solutions to these important problems. As for the HIPC program,
canceling the debt could enable the government to mobilize resources
to fund the social plan. I asked the Minister of the Budget, who
told me that we do not have even 10 percent of the amount. I also
asked the World Bank and the IMF, and they told me that they could
only do something concrete after effective completion of the HIPC
program. That is why we do not understand the attitude of certain
political groups, which have forgotten that fighting against corruption
is one of our commitments under the HIPC program.
If we were led to abandon or suspend that fight, the HIPC program
could not be completed, and the overall debt relief for our country
that our creditors have been considering would be abandoned. This
would greatly handicap our social program. Such an attitude is
irrational and irresponsible. I shall fight it with all my strength
for the interest of the people.
chances do you give the 1+4 formula with regard to current developments,
especially events in the East?
Joseph Kabila. Some people predicted failure
for the 1+4 formula. But I think one should not judge an action
without being aware of its objective. The 1+4 formula has its
merits: among others, it has ended five years of war; started
national reconciliation and the reunification and restoration
of peace over the country; made it possible to establish political
institutions for the country, accepted by all, as well as integration
of the army and police commands; and started the elections process
in a consensual way. Also, with the Global and Inclusive Accord,
the Congolese political actors resolved to abandon the militarist
option for taking power in favor of popular approval through the
So the 1+4 formula has accomplished its mission, to create a favorable
environment for holding free, transparent and democratic elections.
As for the situation in the East, definitely this remains a preoccupation.
Rwanda is a country that does not respect its commitments, nor
its pledged word. Since 2002, we have signed a number of agreements
with Rwanda, especially in Lusaka, Pretoria, Washington and, quite
recently, in Kigali and Dar es Salaam. Every time it has trampled
What are Rwanda’s real intentions within our country? Is
it a matter of the former FAR [Forces Armées
Rwandaises, i.e. the armed forces of the former Rwandan regime]
and the Interahamwe [the militia mainly responsible for the 1994
Rwanda genocide]? Rwanda occupied my country for five years,
from 1998 to 2003, one could say even until today. It did not
succeed in disarming those armed groups during all that period
of occupation. I think Rwanda’s real intention is to disrupt
the peace process in my country and prevent the holding of elections
within the time provided. I can even state that Rwanda never wanted
the return of those armed groups to their homes, so that it could
continue to justify incursions into our country and thus avoid
establishing a democratic process in Rwanda by sabotaging the
one in our country.
The DRC will not let this happen.

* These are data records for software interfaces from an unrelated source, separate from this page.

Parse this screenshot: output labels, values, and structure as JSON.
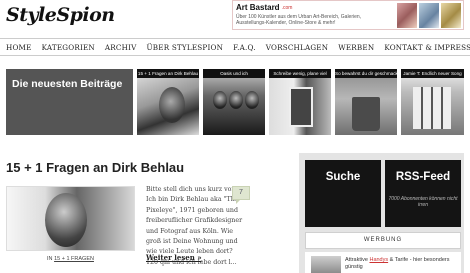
{
  "site": {
    "logo": "StyleSpion"
  },
  "top_ad": {
    "brand": "Art Bastard",
    "site": ".com",
    "text": "Über 100 Künstler aus dem Urban Art-Bereich, Galerien, Ausstellungs-Kalender, Online-Store & mehr!"
  },
  "nav": {
    "items": [
      "HOME",
      "KATEGORIEN",
      "ARCHIV",
      "ÜBER STYLESPION",
      "F.A.Q.",
      "VORSCHLAGEN",
      "WERBEN",
      "KONTAKT & IMPRESSUM"
    ]
  },
  "featured": {
    "lead_label": "Die neuesten Beiträge",
    "thumbs": [
      {
        "caption": "15 + 1 Fragen an Dirk Behlau"
      },
      {
        "caption": "Oasis und ich"
      },
      {
        "caption": "Schreibe wenig, plane viel"
      },
      {
        "caption": "So bewahrst du dir geschmackvolles Kleiderschränke: Die Bücherbörse"
      },
      {
        "caption": "Jamie T: Endlich neuer Song"
      }
    ]
  },
  "post": {
    "title": "15 + 1 Fragen an Dirk Behlau",
    "category_prefix": "IN",
    "category": "15 + 1 FRAGEN",
    "excerpt": "Bitte stell dich uns kurz vor Ich bin Dirk Behlau aka \"The Pixeleye\", 1971 geboren und freiberuflicher Grafikdesigner und Fotograf aus Köln. Wie groß ist Deine Wohnung und wie viele Leute leben dort? 120 qm und ich lebe dort l...",
    "read_more": "Weiter lesen »",
    "comment_count": "7"
  },
  "sidebar": {
    "search_label": "Suche",
    "rss_label": "RSS-Feed",
    "rss_sub": "7000 Abonnenten können nicht irren",
    "ad_heading": "WERBUNG",
    "ad_text_pre": "Attraktive",
    "ad_text_link": "Handys",
    "ad_text_post": "& Tarife - hier besonders günstig"
  }
}
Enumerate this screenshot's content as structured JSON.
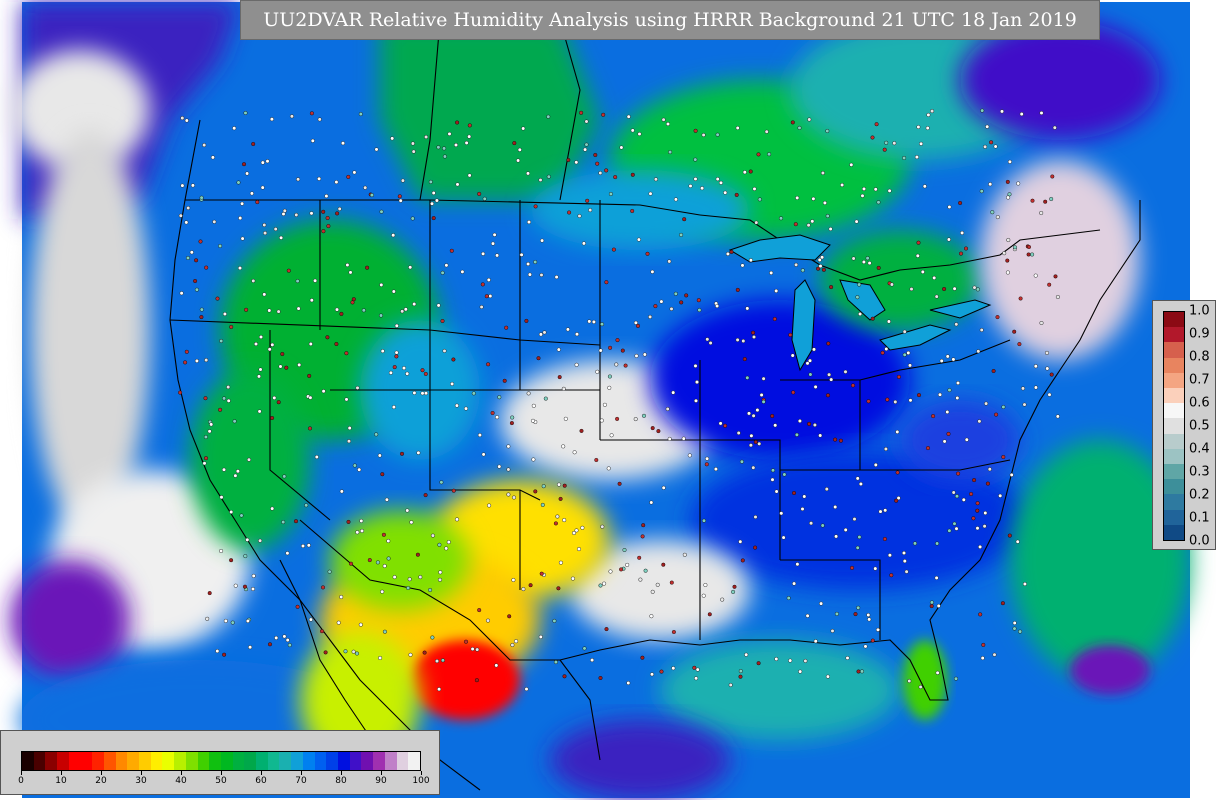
{
  "title": "UU2DVAR Relative Humidity Analysis using HRRR Background 21 UTC 18 Jan 2019",
  "rh_legend": {
    "ticks": [
      "0",
      "10",
      "20",
      "30",
      "40",
      "50",
      "60",
      "70",
      "80",
      "90",
      "100"
    ],
    "colors": [
      "#1a0000",
      "#4a0000",
      "#8a0000",
      "#c80000",
      "#ff0000",
      "#ff0000",
      "#ff2200",
      "#ff5500",
      "#ff8800",
      "#ffaa00",
      "#ffcc00",
      "#ffee00",
      "#eaff00",
      "#b8f000",
      "#7fe000",
      "#40d000",
      "#10c010",
      "#00b820",
      "#00b040",
      "#00a84a",
      "#00b070",
      "#10b890",
      "#1ab0b0",
      "#10a0d8",
      "#0080f0",
      "#0060f0",
      "#0040e8",
      "#0010e0",
      "#4010c8",
      "#7010b0",
      "#a030b0",
      "#c080c8",
      "#e0d0e0",
      "#f2f2f2"
    ]
  },
  "increment_legend": {
    "labels": [
      "1.0",
      "0.9",
      "0.8",
      "0.7",
      "0.6",
      "0.5",
      "0.4",
      "0.3",
      "0.2",
      "0.1",
      "0.0"
    ],
    "colors": [
      "#8b0a14",
      "#b2182b",
      "#d6604d",
      "#e8845f",
      "#f4a582",
      "#fbd0bb",
      "#f7f7f7",
      "#e0e0e0",
      "#b8cccc",
      "#9cc3c3",
      "#5fa6a6",
      "#3d8f9a",
      "#2e7aa0",
      "#20649a",
      "#104a85"
    ]
  },
  "colors": {
    "ocean_land_background": "#0a6ee0",
    "title_box": "#8f8f8f"
  }
}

That is why the government of
the Republic has decided to send more than 10,000 soldiers to
the East, with the objective of ensuring security for the people
and their property, opposing incursions by the Rwandan army and
the Interahamwe, and ensuring respect for the inviolability of
our frontiers and our national sovereignty.
by JONATHAN DERRICK